  • Every Sunday, priests and bishops have an opportunity to speak out. They can use their sermons to condemn any form of discrimination against people affected by HIV, to educate their communities about HIV and AIDS, and to address some of the root causes of infection in Myanmar.

  • Bishops and priests can make sure that they and their parishioners are not judgemental in their words or actions, and that people living with HIV and their families are always welcome in the liturgies and wider activities of their Church communities.

  • Bishops and priests can encourage the diocese to seek alternative employment opportunities for young men and women whose present work options heighten their vulnerability to HIV.

  • Bishops and priests can visit people sick with AIDS, bringing them the sacraments and offering support to them and their families.

  • Bishops and priests can enable and encourage the HIV-related work of sisters and lay catechists. There are many examples where clergy say, "our people don't need to know about HIV/AIDS", or "our people would be scandalised if we talked about sex". In other instances, priests or bishops have stopped lay people from raising awareness about HIV, telling them they are not qualified to discuss these moral questions and even preventing them from giving scientifically proven sexual health information about HIV prevention. Such negative attitudes need to change if the Church is to offer any meaningful response to HIV/AIDS.
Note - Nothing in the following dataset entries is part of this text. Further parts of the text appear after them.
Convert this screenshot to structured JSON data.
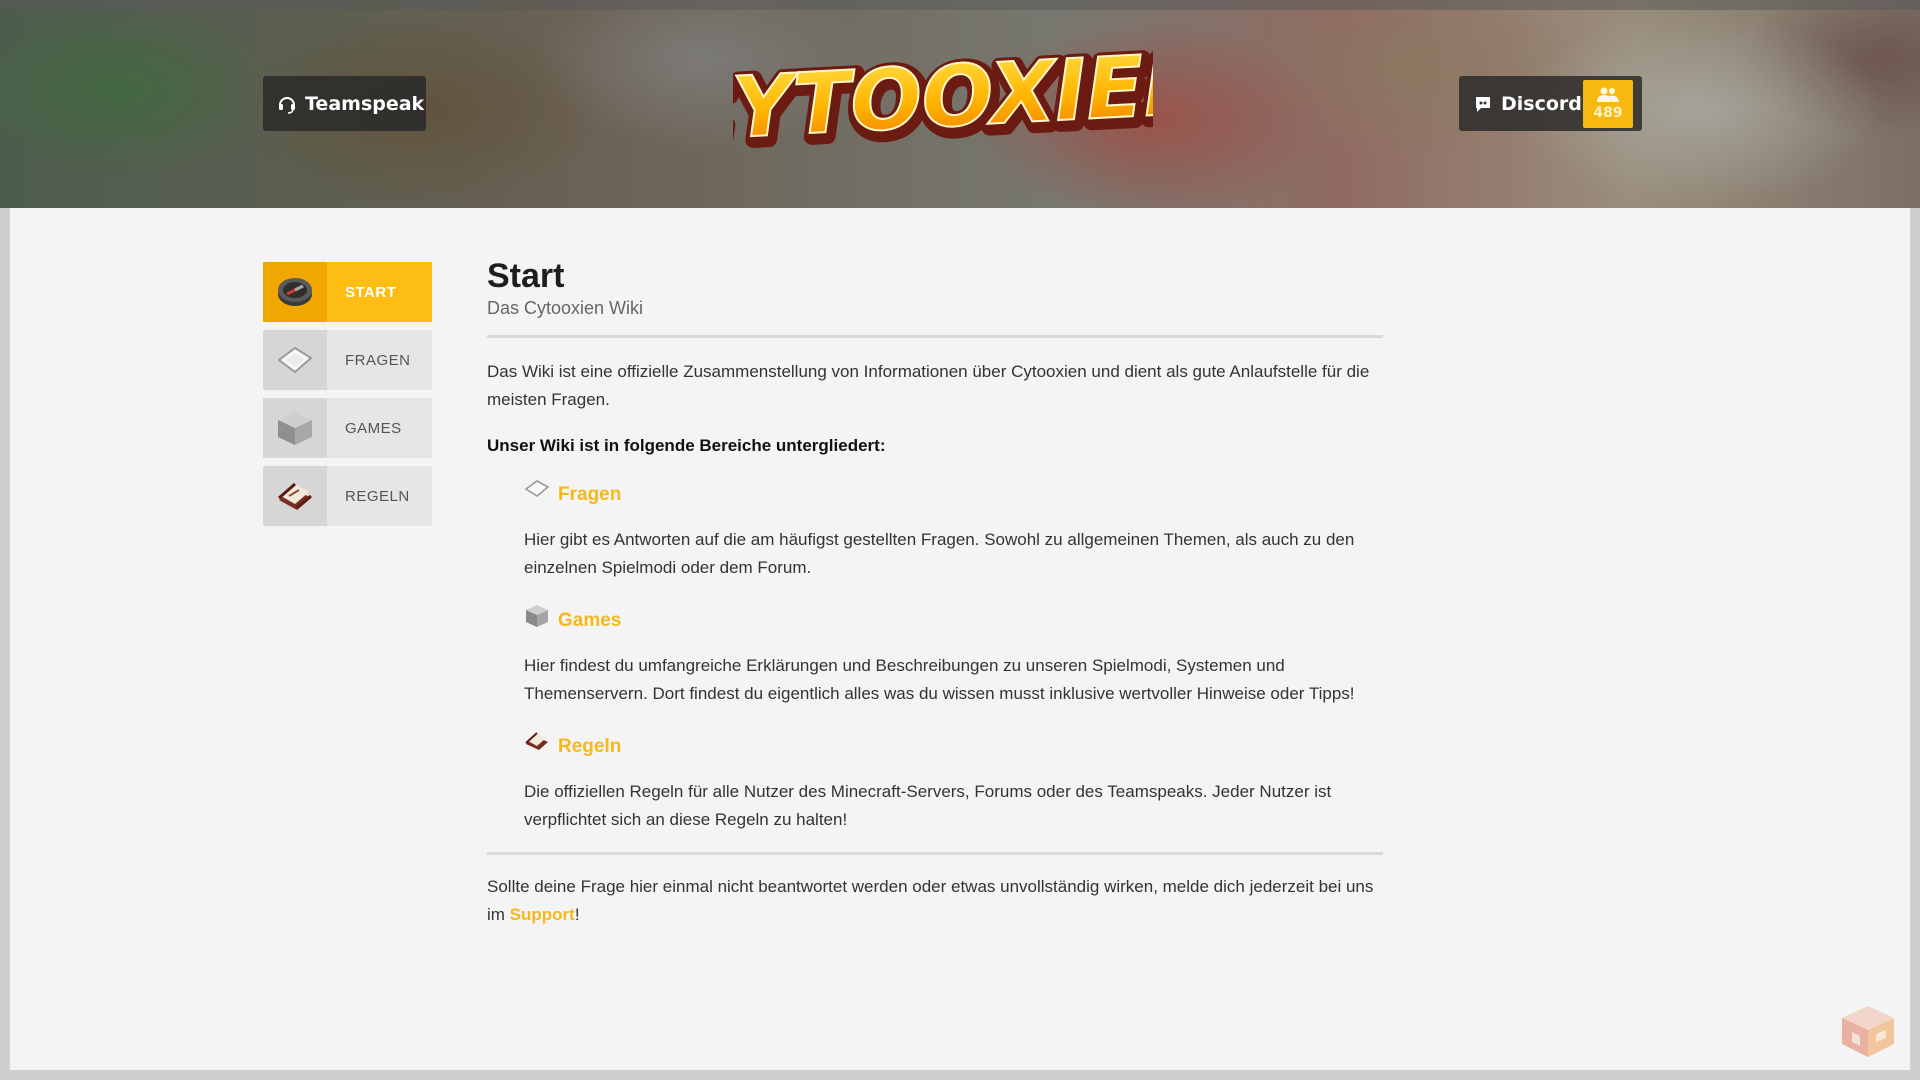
{
  "header": {
    "teamspeak_label": "Teamspeak",
    "discord_label": "Discord",
    "discord_count": "489",
    "logo_text": "CYTOOXIEN"
  },
  "sidebar": {
    "items": [
      {
        "label": "START",
        "icon": "compass-icon",
        "active": true
      },
      {
        "label": "FRAGEN",
        "icon": "paper-icon",
        "active": false
      },
      {
        "label": "GAMES",
        "icon": "stone-block-icon",
        "active": false
      },
      {
        "label": "REGELN",
        "icon": "book-icon",
        "active": false
      }
    ]
  },
  "main": {
    "title": "Start",
    "subtitle": "Das Cytooxien Wiki",
    "intro": "Das Wiki ist eine offizielle Zusammenstellung von Informationen über Cytooxien und dient als gute Anlaufstelle für die meisten Fragen.",
    "sections_heading": "Unser Wiki ist in folgende Bereiche untergliedert:",
    "sections": [
      {
        "title": "Fragen",
        "icon": "paper-icon",
        "text": "Hier gibt es Antworten auf die am häufigst gestellten Fragen. Sowohl zu allgemeinen Themen, als auch zu den einzelnen Spielmodi oder dem Forum."
      },
      {
        "title": "Games",
        "icon": "stone-block-icon",
        "text": "Hier findest du umfangreiche Erklärungen und Beschreibungen zu unseren Spielmodi, Systemen und Themenservern. Dort findest du eigentlich alles was du wissen musst inklusive wertvoller Hinweise oder Tipps!"
      },
      {
        "title": "Regeln",
        "icon": "book-icon",
        "text": "Die offiziellen Regeln für alle Nutzer des Minecraft-Servers, Forums oder des Teamspeaks. Jeder Nutzer ist verpflichtet sich an diese Regeln zu halten!"
      }
    ],
    "footer_text_before": "Sollte deine Frage hier einmal nicht beantwortet werden oder etwas unvollständig wirken, melde dich jederzeit bei uns im ",
    "footer_link": "Support",
    "footer_text_after": "!"
  },
  "colors": {
    "accent": "#fdbd12",
    "link": "#f6b81a",
    "panel_bg": "#f4f4f4"
  }
}
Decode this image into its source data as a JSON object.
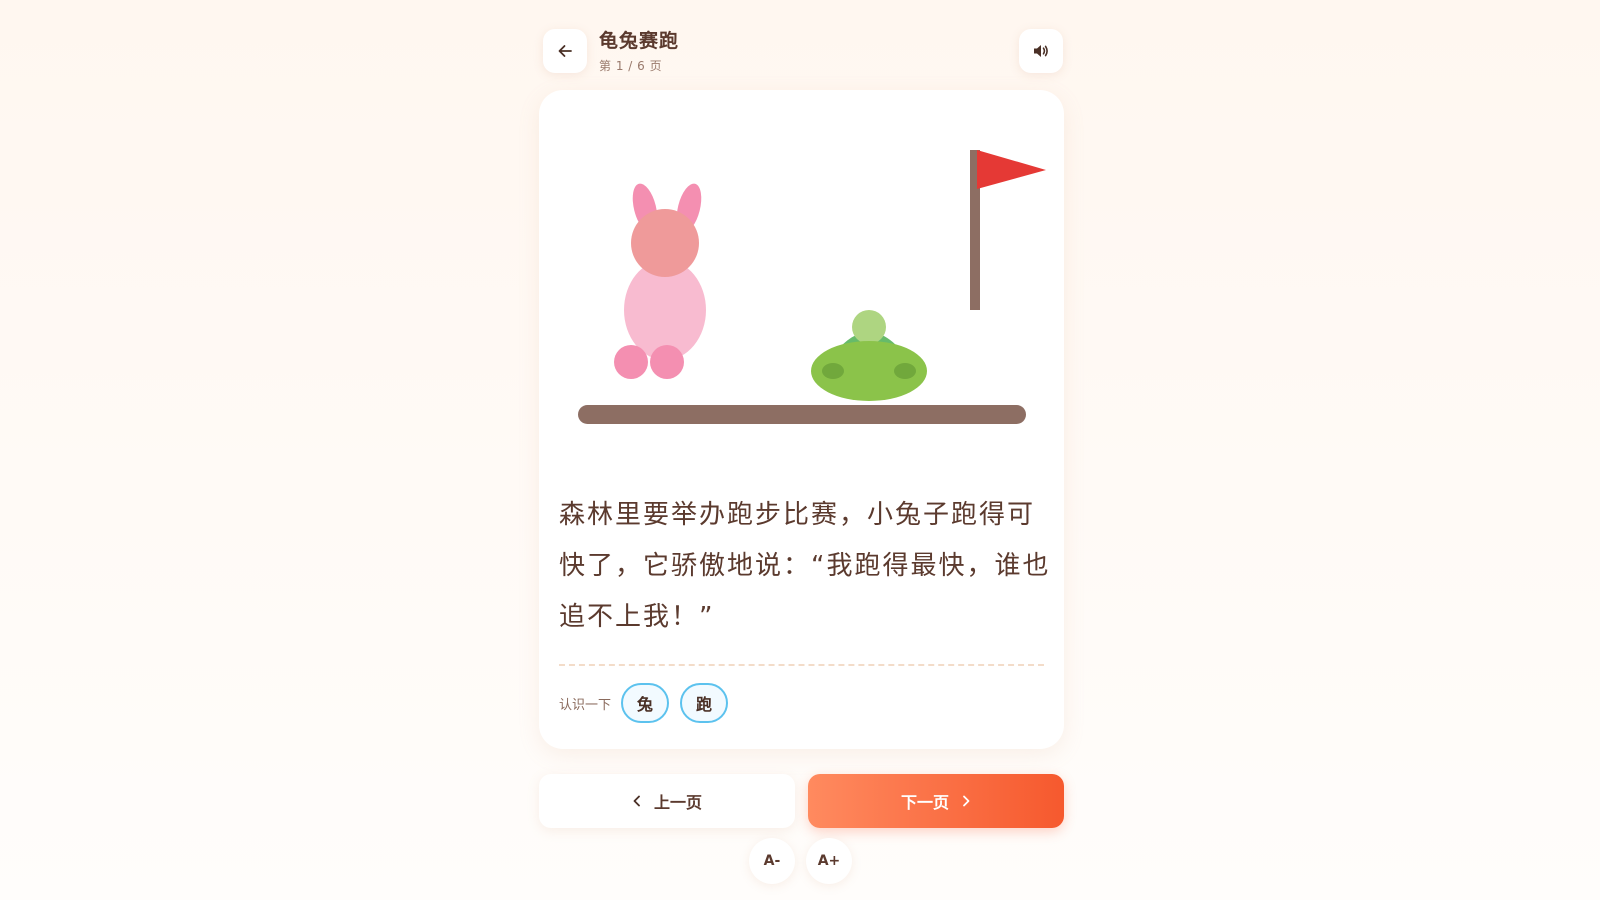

  • Bishops and priests can work in collaboration with leaders of other Christian churches and other faiths to offer a united response to the epidemic.  

We are aware of the magnitude of the task ahead of us. We share a common ideal with all who are working to eliminate the stigma and discrimination attached to HIV and we know that it is only through our mutual collaboration that we can realise the World AIDS Day Campaign aspiration to "Live and Let Live".

The letter then goes on to request all parish clergy to offer prayers in their parishes on Sunday December 7th for all who are living with HIV and AIDS. They also suggest some special prayers which might be used.